Xiaomei Yang – Research Associate

Xiaomei Yang is Research Associate in the Research Center on Computing & Society and Assistant Professor of Philosophy at Southern Connecticut State University. She received her Research Associate in the Research Center on Computing & Society and Assistant Professor of Philosophy at Southern Connecticut State University. She received her PhD in Philosophy from the University of Nebraska at Lincoln. She specializes in Chinese Philosophy and Religion and also Ethical Theory. Continue reading

Frances S. Grodzinsky – Visiting Scholar

Frances S. Grodzinsky is a Professor of Computer Science and Information Technology at Sacred Heart University in Fairfield, Connecticut where she has been teaching for seventeen years. She has been involved in the field of Computer Ethics since 1991. In 1992, 1994 and 2000, Dr. Grodzinsky participated in Ethics Workshops sponsored by the National Science Foundation. She has given numerous workshops and presentations at SIGCSE, CEPE, ETHICOMP, APPE and ISTAS. Continue reading

Two Philosophers of the Information Age

Two Philosophers of the Information Age by Terrell Ward Bynum

Elzbieta Pakszys – Visiting Fellow

Dr. Elzbieta Pakszys is the RCCS Visiting Fellow for the 2001 – 2002 academic year. Her on-campus visit to RCCS occurred from August 15th to October 13th, 2001. Dr. Pakszys is Associate Professor in the Institute of Philosophy at Adam Mickiewicz University in Poznan, Poland. Her areas of competence are: philosophy of science and cognition, life sciences, feminism and epistemology.

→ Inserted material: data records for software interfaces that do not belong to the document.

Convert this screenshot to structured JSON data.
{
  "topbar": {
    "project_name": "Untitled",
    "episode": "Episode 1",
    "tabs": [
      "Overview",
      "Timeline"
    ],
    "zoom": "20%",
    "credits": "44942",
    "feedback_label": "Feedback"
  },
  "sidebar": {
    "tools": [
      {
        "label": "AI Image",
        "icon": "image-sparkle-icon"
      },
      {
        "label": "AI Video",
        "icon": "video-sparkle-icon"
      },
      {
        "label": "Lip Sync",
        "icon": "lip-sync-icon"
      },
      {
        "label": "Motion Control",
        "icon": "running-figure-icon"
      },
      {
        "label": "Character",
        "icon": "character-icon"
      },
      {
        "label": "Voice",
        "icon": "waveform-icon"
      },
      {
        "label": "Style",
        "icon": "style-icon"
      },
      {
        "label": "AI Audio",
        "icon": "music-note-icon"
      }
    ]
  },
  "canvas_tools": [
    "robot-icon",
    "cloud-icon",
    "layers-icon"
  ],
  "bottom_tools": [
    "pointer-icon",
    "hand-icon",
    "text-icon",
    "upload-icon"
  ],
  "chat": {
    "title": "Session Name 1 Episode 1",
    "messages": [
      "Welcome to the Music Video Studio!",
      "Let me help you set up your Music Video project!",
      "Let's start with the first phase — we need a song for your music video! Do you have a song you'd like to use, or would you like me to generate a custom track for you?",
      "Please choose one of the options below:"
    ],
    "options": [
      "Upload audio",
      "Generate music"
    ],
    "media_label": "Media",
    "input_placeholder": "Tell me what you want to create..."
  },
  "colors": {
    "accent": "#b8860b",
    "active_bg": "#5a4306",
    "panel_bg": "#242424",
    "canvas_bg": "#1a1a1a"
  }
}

She is a member of the Polish Philosophical Society and the American Philosophical Association. Continue reading